Background: The domestic pig Sus scrofa domesticus originated from the wild boar S. scrofa about 10,000 years ago. During domestication, drastic morphological, physiological, and behavioral changes developed between domestic pigs and wild boars through artificial and natural selection. The long non-coding RNA (lncRNA) H19, which is located within the imprinting gene cluster H19-IGF2, plays an important role in regulating muscle development in humans and mice. This study systematically analyzed the molecular evolution of H19 and its possible epigenetic changes during pig domestication and breeding to explore the genetic and epigenetic contributions of H19 to pig domestication.
Results: The molecular evolution of H19 was initially analyzed on a large phylogenetic scale. Results showed that the gene was highly conserved within a broad range, especially in the 5' terminal sequence. The molecular evolution of the gene was then analyzed using published re-sequencing data of 30 wild boars from Tibet, 3 wild boars from Sichuan, and 15 native pigs from other regions in China. Eight polymorphic sites were identified, and the nucleotide diversity (π) value within the H19 gene body was significantly higher (Z-test, P < 0.05) in domesticated pigs than in wild pigs. However, no significant divergence occurred between domesticated and wild pigs. Single nucleotide polymorphisms in the 3' terminal sequence were surveyed in other Chinese local breeds and foreign pig breeds. We observed a consistently higher diversity in domesticated pigs than in wild pigs. The methylation pattern of the H19 gene in pigs was subsequently analyzed using published methylated DNA immunoprecipitation data and an unpublished single-base resolution liver methylome. Analysis results showed distinct methylation levels in some tissues. Among the samples surveyed, Landrace showed the lowest methylation level, followed by the Guizhou wild boar, whereas the Enshi pig exhibited the highest methylation level in the 2 kb upstream region of the H19 gene. Liver transcriptome data suggested that Landrace harbored the highest expression of the H19 gene, followed by the Guizhou wild boar, whereas the Enshi pig harbored the lowest expression of the gene. Differential methylation sites (DMSs) among the three breeds were mainly identified in the 2 kb upstream region of the H19 gene. In the Enshi pig, we detected allele-specific methylation (ASM) regions in the 2 kb upstream region of the H19 gene. Most of the DMSs in the upstream 2 kb region of the gene were also located in the ASM region in this breed.

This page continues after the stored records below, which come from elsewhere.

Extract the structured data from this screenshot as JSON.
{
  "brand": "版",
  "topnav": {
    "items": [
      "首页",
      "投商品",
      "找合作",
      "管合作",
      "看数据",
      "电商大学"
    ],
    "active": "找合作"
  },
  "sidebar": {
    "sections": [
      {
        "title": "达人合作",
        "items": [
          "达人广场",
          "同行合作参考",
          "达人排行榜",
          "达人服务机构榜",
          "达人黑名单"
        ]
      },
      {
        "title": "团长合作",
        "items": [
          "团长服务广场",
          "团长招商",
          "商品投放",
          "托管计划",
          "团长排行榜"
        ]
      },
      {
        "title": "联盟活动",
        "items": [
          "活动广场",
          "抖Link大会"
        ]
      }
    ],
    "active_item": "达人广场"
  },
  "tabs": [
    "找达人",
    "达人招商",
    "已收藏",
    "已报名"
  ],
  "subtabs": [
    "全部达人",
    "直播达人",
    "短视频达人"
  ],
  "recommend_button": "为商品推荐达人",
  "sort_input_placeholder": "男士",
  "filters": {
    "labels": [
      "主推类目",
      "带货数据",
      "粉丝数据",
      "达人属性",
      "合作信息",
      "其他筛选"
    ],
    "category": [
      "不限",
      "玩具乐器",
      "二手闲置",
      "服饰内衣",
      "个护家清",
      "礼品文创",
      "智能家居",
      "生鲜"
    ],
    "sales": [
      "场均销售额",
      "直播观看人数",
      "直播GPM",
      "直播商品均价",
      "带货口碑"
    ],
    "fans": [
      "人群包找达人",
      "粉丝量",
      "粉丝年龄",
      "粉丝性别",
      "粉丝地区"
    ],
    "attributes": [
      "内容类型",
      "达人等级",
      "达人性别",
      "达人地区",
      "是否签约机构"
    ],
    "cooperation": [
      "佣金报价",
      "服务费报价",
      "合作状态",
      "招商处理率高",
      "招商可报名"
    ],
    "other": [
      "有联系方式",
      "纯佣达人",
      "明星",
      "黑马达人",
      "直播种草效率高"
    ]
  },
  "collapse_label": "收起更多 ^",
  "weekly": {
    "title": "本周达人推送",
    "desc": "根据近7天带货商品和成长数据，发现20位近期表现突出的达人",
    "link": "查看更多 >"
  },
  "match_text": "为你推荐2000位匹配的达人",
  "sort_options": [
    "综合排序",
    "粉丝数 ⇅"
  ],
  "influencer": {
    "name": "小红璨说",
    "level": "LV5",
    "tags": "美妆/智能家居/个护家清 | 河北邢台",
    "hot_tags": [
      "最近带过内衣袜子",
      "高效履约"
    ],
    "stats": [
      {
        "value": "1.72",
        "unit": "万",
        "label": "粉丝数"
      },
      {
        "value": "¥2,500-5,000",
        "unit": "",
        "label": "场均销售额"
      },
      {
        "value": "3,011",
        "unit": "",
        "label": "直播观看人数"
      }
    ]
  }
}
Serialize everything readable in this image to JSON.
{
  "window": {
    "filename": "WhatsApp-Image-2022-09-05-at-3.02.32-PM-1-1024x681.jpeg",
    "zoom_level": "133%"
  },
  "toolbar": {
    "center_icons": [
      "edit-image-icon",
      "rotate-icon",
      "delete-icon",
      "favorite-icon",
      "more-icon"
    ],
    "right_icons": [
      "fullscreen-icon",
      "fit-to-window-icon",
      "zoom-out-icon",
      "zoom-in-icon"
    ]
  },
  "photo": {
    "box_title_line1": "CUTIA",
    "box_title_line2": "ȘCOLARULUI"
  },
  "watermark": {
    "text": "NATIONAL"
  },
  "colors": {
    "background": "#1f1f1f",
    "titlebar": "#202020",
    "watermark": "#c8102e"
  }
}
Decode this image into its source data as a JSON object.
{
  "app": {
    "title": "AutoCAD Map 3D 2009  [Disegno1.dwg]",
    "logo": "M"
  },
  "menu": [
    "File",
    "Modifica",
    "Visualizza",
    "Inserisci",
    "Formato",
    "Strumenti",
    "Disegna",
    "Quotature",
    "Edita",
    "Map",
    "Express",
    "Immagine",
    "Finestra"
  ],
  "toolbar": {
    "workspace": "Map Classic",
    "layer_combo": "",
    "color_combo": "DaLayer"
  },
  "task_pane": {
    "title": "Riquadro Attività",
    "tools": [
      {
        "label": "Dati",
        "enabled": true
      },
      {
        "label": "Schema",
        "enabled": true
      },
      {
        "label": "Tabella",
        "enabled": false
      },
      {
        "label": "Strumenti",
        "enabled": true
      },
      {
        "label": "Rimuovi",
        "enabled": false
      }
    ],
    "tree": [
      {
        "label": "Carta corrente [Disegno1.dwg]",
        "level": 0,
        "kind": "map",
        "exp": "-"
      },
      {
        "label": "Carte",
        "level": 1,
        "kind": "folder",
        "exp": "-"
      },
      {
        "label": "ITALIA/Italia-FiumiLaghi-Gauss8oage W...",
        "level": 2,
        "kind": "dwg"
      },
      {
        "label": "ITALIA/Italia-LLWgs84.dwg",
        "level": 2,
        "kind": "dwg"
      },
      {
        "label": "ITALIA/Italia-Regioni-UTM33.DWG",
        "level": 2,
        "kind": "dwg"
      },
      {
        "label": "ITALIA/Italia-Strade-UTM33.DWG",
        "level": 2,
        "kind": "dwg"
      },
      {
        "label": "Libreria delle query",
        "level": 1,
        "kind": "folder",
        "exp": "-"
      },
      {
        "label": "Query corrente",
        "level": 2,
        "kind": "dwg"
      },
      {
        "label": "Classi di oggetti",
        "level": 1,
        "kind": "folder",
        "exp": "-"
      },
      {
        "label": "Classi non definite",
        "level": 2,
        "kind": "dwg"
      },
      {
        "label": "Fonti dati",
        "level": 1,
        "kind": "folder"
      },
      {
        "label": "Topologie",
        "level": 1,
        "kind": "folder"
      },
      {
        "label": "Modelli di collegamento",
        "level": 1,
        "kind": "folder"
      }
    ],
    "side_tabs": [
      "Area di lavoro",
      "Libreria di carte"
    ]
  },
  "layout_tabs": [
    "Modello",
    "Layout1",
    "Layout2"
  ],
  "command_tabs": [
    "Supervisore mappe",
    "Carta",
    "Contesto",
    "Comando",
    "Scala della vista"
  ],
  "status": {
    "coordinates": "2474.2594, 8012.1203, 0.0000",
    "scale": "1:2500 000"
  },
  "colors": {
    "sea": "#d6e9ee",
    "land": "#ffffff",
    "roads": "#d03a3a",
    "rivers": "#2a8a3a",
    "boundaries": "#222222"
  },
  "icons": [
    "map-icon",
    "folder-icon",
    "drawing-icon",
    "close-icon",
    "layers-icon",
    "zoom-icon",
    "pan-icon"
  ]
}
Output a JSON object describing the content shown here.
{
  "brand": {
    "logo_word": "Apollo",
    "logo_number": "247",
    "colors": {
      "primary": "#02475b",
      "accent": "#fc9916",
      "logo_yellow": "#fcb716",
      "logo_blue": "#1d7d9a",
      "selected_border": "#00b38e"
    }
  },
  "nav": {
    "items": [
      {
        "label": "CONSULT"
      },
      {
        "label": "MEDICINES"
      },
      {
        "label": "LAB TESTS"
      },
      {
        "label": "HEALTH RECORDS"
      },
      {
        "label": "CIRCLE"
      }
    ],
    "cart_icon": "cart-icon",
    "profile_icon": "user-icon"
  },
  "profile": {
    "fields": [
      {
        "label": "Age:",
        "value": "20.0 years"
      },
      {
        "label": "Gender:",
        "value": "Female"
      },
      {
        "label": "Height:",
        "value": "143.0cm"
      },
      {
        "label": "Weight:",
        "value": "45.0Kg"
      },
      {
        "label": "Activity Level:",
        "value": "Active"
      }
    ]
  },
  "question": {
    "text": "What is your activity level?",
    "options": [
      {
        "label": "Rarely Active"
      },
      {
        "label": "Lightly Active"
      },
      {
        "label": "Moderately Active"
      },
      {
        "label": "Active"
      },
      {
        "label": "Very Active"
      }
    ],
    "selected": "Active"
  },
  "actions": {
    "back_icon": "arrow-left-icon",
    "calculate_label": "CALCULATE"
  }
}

Conclusions: Molecular analyses suggest that the H19 gene was highly conserved during large-scale evolution and exhibited genotype differentiation during domestication and breed differentiation. The drastic diversity pattern between domestic and wild pigs in the H19 gene body, which was highly conserved during large-scale evolution, suggests that this gene might have played roles in the breed differentiation of domestic pigs. Methylation analysis indicates an opposite epigenetic regulation direction between Chinese and European pig (EU) domestication, which resulted in opposite expression changes in this gene between the two domesticated groups. Our preliminary analyses on DMSs among different pig breeds and ASM imply that imprinting was associated with methylation differences. This study systematically demonstrates the genetic and epigenetic patterns of H19 during pig domestication and provide valuable cues and basis for further research on the function of H19 in pig domestication.
Keywords: Breed divergence; Domestication; H19; Long non-coding gene; Methylation; Molecular evolution; Pig.